→ Instructions for the task: Filter the data for "JSON" and copy matching lines.

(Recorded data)
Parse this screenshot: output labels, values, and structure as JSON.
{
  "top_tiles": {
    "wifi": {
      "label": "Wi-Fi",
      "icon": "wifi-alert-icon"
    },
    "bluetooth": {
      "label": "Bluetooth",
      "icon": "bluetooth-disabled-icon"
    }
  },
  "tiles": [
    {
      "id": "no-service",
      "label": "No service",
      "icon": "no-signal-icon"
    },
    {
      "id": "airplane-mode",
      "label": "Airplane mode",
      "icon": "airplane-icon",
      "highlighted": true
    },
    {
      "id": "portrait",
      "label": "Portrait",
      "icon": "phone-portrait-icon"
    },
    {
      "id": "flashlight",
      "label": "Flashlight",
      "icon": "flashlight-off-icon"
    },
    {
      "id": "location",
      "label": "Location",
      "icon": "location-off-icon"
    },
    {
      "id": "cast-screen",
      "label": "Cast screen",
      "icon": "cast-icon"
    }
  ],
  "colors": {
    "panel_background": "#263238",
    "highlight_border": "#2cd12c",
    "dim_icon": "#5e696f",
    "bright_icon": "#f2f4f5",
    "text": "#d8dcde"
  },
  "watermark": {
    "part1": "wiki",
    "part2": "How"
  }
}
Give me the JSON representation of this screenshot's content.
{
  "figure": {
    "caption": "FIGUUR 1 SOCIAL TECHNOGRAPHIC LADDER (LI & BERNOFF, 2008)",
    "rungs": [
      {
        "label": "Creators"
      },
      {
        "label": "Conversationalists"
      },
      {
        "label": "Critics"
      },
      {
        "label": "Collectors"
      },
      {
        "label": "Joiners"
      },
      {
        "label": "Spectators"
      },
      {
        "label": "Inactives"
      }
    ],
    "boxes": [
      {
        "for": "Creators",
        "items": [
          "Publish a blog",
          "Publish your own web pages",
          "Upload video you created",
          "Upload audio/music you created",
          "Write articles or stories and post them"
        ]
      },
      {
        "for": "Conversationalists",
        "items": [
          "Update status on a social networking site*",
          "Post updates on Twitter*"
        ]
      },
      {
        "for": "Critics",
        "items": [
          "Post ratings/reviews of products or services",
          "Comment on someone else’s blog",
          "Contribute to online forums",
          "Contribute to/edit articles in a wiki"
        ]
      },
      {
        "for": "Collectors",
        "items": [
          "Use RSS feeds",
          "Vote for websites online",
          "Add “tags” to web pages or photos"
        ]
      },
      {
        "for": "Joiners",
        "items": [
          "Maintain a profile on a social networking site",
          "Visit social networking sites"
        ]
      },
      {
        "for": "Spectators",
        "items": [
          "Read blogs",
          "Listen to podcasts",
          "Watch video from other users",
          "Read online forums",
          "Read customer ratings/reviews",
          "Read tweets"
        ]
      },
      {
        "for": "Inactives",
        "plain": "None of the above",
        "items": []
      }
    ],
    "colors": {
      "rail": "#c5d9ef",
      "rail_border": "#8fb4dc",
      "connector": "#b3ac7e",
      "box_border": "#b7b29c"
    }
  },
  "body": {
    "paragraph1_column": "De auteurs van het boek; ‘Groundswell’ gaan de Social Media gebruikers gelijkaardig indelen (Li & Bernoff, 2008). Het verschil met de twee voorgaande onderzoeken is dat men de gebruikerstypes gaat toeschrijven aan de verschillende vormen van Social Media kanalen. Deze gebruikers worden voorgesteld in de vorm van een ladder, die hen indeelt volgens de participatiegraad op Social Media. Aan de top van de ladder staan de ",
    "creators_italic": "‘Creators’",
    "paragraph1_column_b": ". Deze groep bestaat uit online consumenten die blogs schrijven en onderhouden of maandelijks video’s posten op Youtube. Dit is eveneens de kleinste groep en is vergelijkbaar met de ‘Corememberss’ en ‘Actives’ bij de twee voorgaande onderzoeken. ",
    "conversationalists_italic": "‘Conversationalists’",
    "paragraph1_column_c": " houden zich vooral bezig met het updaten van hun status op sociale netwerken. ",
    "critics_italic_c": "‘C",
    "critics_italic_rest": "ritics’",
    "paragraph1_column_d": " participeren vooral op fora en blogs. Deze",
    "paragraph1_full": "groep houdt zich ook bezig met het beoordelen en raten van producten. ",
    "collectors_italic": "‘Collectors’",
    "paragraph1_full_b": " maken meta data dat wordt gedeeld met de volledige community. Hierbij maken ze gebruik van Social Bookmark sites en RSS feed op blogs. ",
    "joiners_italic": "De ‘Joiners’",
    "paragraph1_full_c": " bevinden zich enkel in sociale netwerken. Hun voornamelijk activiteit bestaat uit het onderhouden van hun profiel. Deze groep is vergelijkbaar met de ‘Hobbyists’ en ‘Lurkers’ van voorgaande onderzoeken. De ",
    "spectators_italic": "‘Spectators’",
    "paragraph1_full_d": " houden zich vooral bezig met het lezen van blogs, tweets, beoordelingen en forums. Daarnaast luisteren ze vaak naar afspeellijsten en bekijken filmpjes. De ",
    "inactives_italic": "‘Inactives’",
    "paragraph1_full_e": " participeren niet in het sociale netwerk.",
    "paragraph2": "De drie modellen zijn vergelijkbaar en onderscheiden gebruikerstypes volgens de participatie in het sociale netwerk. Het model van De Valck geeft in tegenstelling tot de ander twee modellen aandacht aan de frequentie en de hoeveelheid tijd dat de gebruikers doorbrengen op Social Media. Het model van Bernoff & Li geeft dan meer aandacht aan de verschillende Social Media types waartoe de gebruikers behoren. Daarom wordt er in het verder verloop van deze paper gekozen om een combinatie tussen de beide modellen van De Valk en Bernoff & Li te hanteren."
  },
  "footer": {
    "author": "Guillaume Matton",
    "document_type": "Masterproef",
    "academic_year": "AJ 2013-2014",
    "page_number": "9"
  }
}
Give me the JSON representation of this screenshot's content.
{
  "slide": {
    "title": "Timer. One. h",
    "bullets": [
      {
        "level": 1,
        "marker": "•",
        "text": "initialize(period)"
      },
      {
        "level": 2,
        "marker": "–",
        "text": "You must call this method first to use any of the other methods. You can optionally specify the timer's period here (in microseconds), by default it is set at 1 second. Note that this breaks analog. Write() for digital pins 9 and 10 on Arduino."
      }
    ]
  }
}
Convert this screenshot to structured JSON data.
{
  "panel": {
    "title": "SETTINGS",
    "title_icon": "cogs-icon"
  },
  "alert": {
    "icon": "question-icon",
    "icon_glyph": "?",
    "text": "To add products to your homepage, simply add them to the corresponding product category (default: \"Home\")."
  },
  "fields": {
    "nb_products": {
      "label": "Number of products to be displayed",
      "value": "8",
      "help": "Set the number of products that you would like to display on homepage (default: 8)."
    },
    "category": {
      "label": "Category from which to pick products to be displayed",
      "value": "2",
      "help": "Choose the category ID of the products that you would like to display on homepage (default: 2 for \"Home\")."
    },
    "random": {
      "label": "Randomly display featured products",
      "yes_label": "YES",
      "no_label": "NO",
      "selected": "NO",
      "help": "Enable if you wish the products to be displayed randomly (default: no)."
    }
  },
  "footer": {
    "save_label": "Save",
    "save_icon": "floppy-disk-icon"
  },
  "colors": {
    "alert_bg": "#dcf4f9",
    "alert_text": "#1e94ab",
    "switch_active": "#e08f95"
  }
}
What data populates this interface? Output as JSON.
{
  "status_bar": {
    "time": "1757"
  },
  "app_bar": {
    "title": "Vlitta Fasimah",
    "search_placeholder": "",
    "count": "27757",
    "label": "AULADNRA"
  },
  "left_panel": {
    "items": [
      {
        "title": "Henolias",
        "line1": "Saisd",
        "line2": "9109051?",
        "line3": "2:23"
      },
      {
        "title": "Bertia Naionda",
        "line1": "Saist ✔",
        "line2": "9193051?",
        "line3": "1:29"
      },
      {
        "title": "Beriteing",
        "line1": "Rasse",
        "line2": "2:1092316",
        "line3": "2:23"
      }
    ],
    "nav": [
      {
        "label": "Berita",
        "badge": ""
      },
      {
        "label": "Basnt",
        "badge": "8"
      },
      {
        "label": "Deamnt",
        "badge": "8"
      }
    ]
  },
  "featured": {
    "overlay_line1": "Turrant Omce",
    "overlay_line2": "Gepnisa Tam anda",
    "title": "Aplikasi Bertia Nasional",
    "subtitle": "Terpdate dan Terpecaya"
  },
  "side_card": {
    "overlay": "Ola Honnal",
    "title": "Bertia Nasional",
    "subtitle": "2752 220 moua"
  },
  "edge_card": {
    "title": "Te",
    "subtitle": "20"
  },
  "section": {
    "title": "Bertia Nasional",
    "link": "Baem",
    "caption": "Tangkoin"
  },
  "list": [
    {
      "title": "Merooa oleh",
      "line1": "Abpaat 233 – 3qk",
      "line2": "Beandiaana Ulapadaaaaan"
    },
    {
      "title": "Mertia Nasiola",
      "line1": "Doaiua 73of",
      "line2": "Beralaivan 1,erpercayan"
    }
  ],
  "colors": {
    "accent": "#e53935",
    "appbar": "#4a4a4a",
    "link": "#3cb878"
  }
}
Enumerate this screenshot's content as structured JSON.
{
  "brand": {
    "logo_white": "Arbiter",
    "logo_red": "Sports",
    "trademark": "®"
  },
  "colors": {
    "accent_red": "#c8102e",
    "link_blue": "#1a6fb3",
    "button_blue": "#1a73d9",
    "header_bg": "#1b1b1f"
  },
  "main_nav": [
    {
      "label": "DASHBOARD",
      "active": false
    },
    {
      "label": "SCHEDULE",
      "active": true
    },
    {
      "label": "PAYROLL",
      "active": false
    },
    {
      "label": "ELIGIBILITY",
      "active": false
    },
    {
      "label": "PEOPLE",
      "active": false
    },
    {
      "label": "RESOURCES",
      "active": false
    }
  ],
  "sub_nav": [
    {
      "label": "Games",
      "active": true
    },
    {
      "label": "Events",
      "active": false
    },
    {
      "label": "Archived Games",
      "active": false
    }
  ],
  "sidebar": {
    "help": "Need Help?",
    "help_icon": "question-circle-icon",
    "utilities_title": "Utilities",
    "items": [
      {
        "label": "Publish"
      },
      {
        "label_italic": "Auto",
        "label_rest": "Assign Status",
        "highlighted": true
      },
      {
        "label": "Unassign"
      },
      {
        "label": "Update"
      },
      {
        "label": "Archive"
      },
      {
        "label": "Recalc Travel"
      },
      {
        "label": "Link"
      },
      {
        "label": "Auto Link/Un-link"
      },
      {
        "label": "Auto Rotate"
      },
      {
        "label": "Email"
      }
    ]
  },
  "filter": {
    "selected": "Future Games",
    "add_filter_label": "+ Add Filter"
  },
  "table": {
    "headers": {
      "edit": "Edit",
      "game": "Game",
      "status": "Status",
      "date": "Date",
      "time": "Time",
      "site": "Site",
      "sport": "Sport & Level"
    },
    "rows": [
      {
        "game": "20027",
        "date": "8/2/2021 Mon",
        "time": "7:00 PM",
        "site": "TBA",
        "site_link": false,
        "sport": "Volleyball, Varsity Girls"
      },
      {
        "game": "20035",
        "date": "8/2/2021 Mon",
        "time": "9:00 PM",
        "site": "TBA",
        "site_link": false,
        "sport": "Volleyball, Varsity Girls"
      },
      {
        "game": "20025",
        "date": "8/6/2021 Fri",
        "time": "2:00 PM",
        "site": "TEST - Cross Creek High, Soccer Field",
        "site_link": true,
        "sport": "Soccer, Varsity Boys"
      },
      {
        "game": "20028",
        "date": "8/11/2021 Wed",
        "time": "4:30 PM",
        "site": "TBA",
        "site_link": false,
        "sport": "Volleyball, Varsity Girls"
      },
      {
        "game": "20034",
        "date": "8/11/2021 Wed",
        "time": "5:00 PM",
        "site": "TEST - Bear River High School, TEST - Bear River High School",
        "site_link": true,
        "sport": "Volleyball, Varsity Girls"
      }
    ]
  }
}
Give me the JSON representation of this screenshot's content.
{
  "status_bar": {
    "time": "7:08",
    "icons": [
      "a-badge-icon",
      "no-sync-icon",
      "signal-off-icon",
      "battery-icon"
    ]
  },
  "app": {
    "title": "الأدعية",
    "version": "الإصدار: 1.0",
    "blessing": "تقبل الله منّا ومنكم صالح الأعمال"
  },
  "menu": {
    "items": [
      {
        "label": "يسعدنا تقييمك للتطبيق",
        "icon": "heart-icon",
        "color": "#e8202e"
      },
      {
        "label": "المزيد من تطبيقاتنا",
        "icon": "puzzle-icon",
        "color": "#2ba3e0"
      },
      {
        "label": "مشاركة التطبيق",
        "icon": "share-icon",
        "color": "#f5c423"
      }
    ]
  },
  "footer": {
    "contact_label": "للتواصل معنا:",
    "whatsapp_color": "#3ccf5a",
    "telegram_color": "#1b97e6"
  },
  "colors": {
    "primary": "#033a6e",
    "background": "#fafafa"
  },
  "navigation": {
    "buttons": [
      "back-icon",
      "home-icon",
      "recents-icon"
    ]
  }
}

→ Response area:
Parse this screenshot: output labels, values, and structure as JSON.
Give me the JSON representation of this screenshot's content.
Give me the JSON representation of this screenshot's content.
Convert this screenshot to structured JSON data.
What data populates this interface? Output as JSON.
Enumerate this screenshot's content as structured JSON.
Give me the JSON representation of this screenshot's content.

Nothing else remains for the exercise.